(Stored entries)
::::
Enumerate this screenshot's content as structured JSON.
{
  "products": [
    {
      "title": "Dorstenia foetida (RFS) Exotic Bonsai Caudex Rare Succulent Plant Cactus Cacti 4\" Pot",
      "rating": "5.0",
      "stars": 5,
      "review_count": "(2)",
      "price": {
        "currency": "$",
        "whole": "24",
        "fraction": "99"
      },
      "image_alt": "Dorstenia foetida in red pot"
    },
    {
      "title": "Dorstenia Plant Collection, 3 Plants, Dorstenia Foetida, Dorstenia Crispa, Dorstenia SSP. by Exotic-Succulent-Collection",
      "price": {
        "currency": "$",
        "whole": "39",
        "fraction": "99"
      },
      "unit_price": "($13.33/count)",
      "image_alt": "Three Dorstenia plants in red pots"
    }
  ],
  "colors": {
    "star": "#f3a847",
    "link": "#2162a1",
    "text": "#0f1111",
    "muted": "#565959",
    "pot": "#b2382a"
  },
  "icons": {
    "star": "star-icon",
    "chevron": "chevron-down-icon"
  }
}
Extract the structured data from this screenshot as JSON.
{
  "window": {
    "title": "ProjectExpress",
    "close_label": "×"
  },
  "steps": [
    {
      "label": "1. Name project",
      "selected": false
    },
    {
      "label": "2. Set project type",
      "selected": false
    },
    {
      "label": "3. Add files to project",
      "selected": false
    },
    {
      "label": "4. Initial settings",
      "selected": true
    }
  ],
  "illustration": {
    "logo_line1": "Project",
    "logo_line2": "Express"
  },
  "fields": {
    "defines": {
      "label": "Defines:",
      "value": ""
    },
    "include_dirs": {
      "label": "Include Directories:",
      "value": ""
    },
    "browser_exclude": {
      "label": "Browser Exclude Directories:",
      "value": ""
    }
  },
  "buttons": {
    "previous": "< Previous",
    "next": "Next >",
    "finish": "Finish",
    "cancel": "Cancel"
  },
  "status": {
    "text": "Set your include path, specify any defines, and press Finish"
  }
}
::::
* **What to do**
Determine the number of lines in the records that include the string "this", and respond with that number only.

* **Answer space**
2